[Page and application data records]
--- START ---
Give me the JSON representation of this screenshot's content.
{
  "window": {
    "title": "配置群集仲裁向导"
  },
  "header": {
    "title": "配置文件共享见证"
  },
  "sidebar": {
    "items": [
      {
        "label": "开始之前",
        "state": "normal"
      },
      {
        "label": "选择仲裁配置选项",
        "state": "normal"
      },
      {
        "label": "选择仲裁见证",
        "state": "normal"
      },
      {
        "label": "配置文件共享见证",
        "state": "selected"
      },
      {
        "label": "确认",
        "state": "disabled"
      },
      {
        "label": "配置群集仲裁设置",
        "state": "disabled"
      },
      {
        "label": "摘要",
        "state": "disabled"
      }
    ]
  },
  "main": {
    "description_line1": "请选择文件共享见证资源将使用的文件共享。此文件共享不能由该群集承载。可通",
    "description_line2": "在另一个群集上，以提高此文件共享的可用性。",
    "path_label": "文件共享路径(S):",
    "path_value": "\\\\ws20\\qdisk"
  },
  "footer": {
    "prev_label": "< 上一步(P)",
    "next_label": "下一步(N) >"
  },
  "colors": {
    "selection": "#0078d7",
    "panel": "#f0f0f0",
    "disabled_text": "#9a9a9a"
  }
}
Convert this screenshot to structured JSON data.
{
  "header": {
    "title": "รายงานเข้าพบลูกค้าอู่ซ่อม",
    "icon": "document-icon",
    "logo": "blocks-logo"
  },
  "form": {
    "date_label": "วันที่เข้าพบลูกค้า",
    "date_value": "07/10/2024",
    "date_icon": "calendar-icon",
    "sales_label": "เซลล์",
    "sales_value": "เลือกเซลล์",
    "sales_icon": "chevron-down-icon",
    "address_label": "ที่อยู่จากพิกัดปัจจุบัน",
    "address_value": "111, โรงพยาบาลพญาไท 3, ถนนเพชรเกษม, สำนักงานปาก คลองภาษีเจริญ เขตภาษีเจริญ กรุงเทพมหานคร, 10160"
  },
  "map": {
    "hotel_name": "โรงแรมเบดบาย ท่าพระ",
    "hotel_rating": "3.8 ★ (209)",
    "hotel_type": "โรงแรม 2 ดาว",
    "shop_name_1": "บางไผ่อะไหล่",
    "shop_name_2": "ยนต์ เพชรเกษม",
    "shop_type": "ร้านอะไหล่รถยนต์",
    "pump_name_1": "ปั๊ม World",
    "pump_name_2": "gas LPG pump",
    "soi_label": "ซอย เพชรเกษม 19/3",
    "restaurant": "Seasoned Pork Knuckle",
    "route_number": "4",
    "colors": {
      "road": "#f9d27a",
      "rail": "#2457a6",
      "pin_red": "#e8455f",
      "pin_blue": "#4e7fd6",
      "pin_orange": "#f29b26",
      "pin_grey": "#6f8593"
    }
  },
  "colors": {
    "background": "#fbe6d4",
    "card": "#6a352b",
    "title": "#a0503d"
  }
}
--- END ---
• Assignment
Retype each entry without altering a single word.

• Worked solution
Give me the JSON representation of this screenshot's content.
{
  "window": {
    "title": "配置群集仲裁向导"
  },
  "header": {
    "title": "配置文件共享见证"
  },
  "sidebar": {
    "items": [
      {
        "label": "开始之前",
        "state": "normal"
      },
      {
        "label": "选择仲裁配置选项",
        "state": "normal"
      },
      {
        "label": "选择仲裁见证",
        "state": "normal"
      },
      {
        "label": "配置文件共享见证",
        "state": "selected"
      },
      {
        "label": "确认",
        "state": "disabled"
      },
      {
        "label": "配置群集仲裁设置",
        "state": "disabled"
      },
      {
        "label": "摘要",
        "state": "disabled"
      }
    ]
  },
  "main": {
    "description_line1": "请选择文件共享见证资源将使用的文件共享。此文件共享不能由该群集承载。可通",
    "description_line2": "在另一个群集上，以提高此文件共享的可用性。",
    "path_label": "文件共享路径(S):",
    "path_value": "\\\\ws20\\qdisk"
  },
  "footer": {
    "prev_label": "< 上一步(P)",
    "next_label": "下一步(N) >"
  },
  "colors": {
    "selection": "#0078d7",
    "panel": "#f0f0f0",
    "disabled_text": "#9a9a9a"
  }
}
Convert this screenshot to structured JSON data.
{
  "header": {
    "title": "รายงานเข้าพบลูกค้าอู่ซ่อม",
    "icon": "document-icon",
    "logo": "blocks-logo"
  },
  "form": {
    "date_label": "วันที่เข้าพบลูกค้า",
    "date_value": "07/10/2024",
    "date_icon": "calendar-icon",
    "sales_label": "เซลล์",
    "sales_value": "เลือกเซลล์",
    "sales_icon": "chevron-down-icon",
    "address_label": "ที่อยู่จากพิกัดปัจจุบัน",
    "address_value": "111, โรงพยาบาลพญาไท 3, ถนนเพชรเกษม, สำนักงานปาก คลองภาษีเจริญ เขตภาษีเจริญ กรุงเทพมหานคร, 10160"
  },
  "map": {
    "hotel_name": "โรงแรมเบดบาย ท่าพระ",
    "hotel_rating": "3.8 ★ (209)",
    "hotel_type": "โรงแรม 2 ดาว",
    "shop_name_1": "บางไผ่อะไหล่",
    "shop_name_2": "ยนต์ เพชรเกษม",
    "shop_type": "ร้านอะไหล่รถยนต์",
    "pump_name_1": "ปั๊ม World",
    "pump_name_2": "gas LPG pump",
    "soi_label": "ซอย เพชรเกษม 19/3",
    "restaurant": "Seasoned Pork Knuckle",
    "route_number": "4",
    "colors": {
      "road": "#f9d27a",
      "rail": "#2457a6",
      "pin_red": "#e8455f",
      "pin_blue": "#4e7fd6",
      "pin_orange": "#f29b26",
      "pin_grey": "#6f8593"
    }
  },
  "colors": {
    "background": "#fbe6d4",
    "card": "#6a352b",
    "title": "#a0503d"
  }
}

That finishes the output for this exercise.